Joe Zawinul, with his trademark crocheted skull cap, in concert in Marciac, France, in 2002.
Joe Zawinul, with his trademark crocheted skull cap, in concert in Marciac, France, in 2002. Getty Images
From NPR's 'JazzSet,' Joe Zawinul performs onstage at the North Sea Jazz Festival in the Netherlands with the WDR Big Band from Germany and a special international rhythm section.
With his band Weather Report, Zawinul fused elements of jazz, rock and electronics.
Joe Zawinul helped bring the volume, distortion and electronics of rock into jazz through his work with Miles Davis and the group Weather Report.
Zawinul died of cancer early Tuesday morning. He was 75.
What came to be called jazz-rock fusion drew howls of protest from purists. But it also drew praise from others for broadening the audience for jazz.
In the 1960s, playing in Cannonball Adderley's band, Zawinul penned his first hit: "Mercy, Mercy, Mercy." Pianist Herbie Hancock became friends with Zawinul right around the time Adderley's quintet recorded that tune. He says the composition surprised him.
"For a white Viennese boy to write a tune that's that black is pretty remarkable," Hancock says. "He just captured the essence of the African-American heritage, just the statement of melody and feeling of that song. Clearly, in some past life, Joe must've been black."
Zawinul may have had the instincts of a jazz musician, but he also worked at it. He came from a poor Viennese family. His twin brother died when he was 4. He learned to play the accordion when he was 6, was accepted in the Vienna Conservatory and wound up at Boston's Berklee College of Music in 1958. He didn't stay long: He was hired away by Maynard Ferguson, landed a job with singer Dinah Washington, and then joined Adderley's group.
Eventually, Zawinul wanted to find his own sound. The electric keyboard he used on "Mercy, Mercy, Mercy" pointed toward his future. He went on to compose "In A Silent Way," the title track for one of Miles Davis' earliest experiments in electronics.
In 1970, Zawinul, with saxophonist Wayne Shorter, founded Weather Report, a group that had a dramatic impact on jazz. The band stormed concert halls at a time when rock had driven mainstream jazz to the margins.

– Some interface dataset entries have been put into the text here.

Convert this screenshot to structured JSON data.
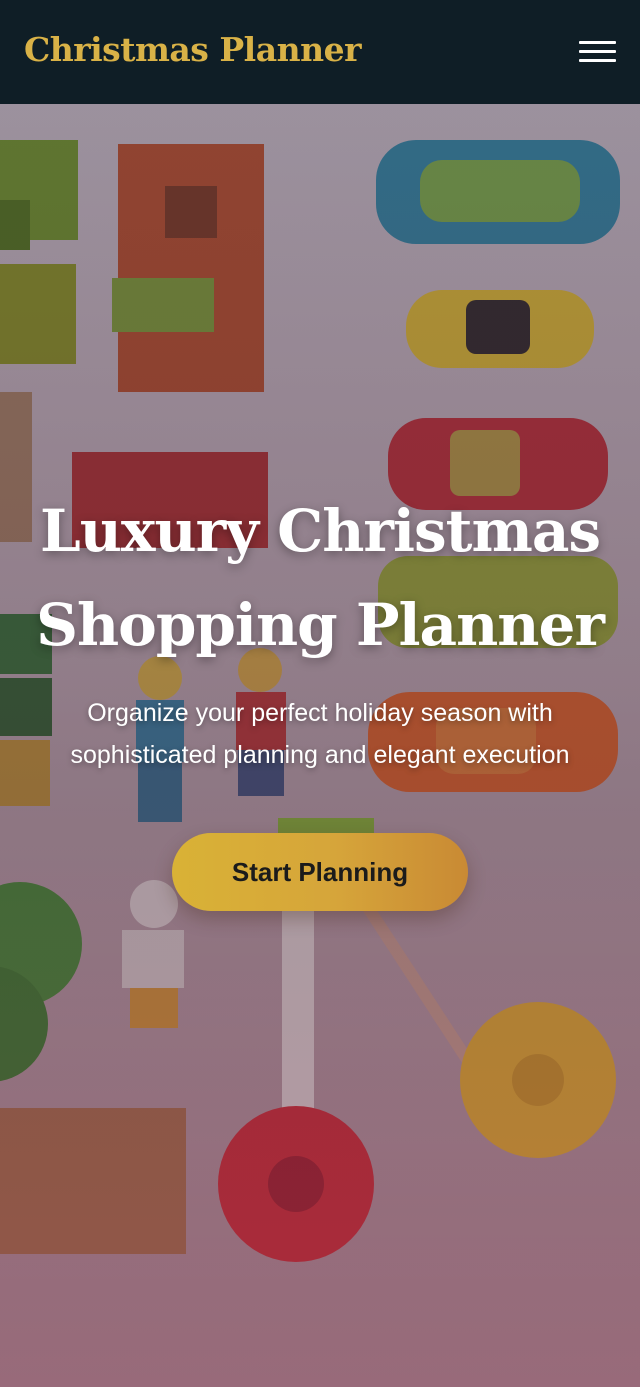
{
  "navbar": {
    "brand": "Christmas Planner",
    "menu_icon": "hamburger-menu-icon"
  },
  "hero": {
    "title": "Luxury Christmas Shopping Planner",
    "subtitle": "Organize your perfect holiday season with sophisticated planning and elegant execution",
    "cta_label": "Start Planning",
    "background_image": "flat-lay of toys: wooden blocks, toy cars, minifigures, wooden train track and toy wheels"
  },
  "colors": {
    "navbar_bg": "#0f1e26",
    "brand_gold": "#d9b247",
    "cta_gradient_start": "#d9b236",
    "cta_gradient_end": "#c98a34",
    "text_light": "#ffffff"
  }
}
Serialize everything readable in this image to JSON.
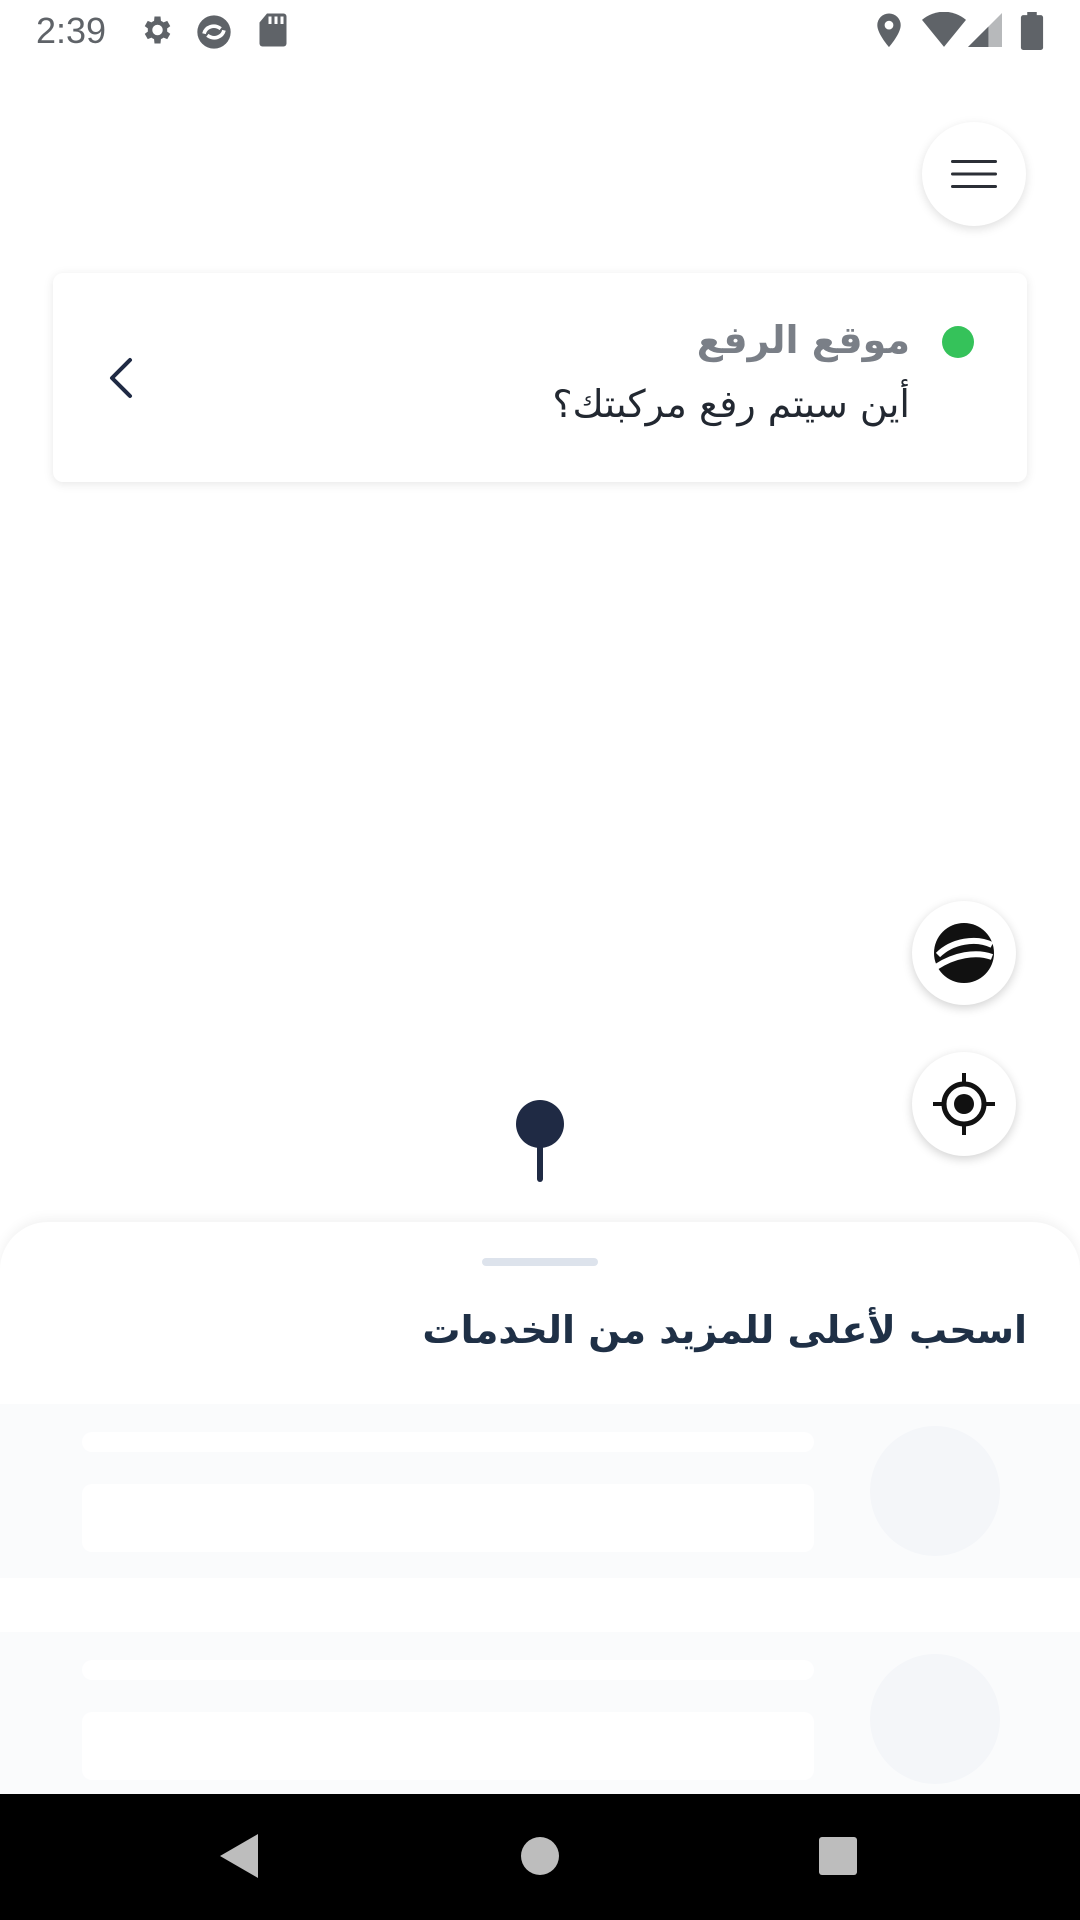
{
  "status_bar": {
    "time": "2:39",
    "icons_left": [
      "settings-icon",
      "sync-app-icon",
      "sd-card-icon"
    ],
    "icons_right": [
      "location-icon",
      "wifi-icon",
      "signal-icon",
      "battery-icon"
    ]
  },
  "header": {
    "menu_icon": "hamburger-menu-icon"
  },
  "pickup_card": {
    "title": "موقع الرفع",
    "subtitle": "أين سيتم رفع مركبتك؟",
    "indicator_color": "#35c25a",
    "chevron_icon": "chevron-left-icon"
  },
  "map_controls": {
    "map_type_icon": "map-layers-icon",
    "locate_icon": "my-location-icon"
  },
  "bottom_sheet": {
    "title": "اسحب لأعلى للمزيد من الخدمات"
  },
  "nav_bar": {
    "back_icon": "back-triangle-icon",
    "home_icon": "home-circle-icon",
    "recents_icon": "recents-square-icon"
  },
  "colors": {
    "accent_dark": "#1f2a44",
    "indicator_green": "#35c25a",
    "title_text": "#1f3046"
  }
}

Alex Acuna played percussion with the band. He says Shorter and Zawinul had a specific vision about where they wanted to go with their music.
"The vision was to make a band that makes music with all the sounds that the world generates," Acuna says.
Acuna stayed close to Joe Zawinul over the years, and also played with Zawinul in his later group, the Joe Zawinul Syndicate. Acuna says Zawinul was a big fan of sports, especially boxing. He had a reputation for being gruff, but Acuna says he was just honest and direct. And musically, he didn't like to repeat himself.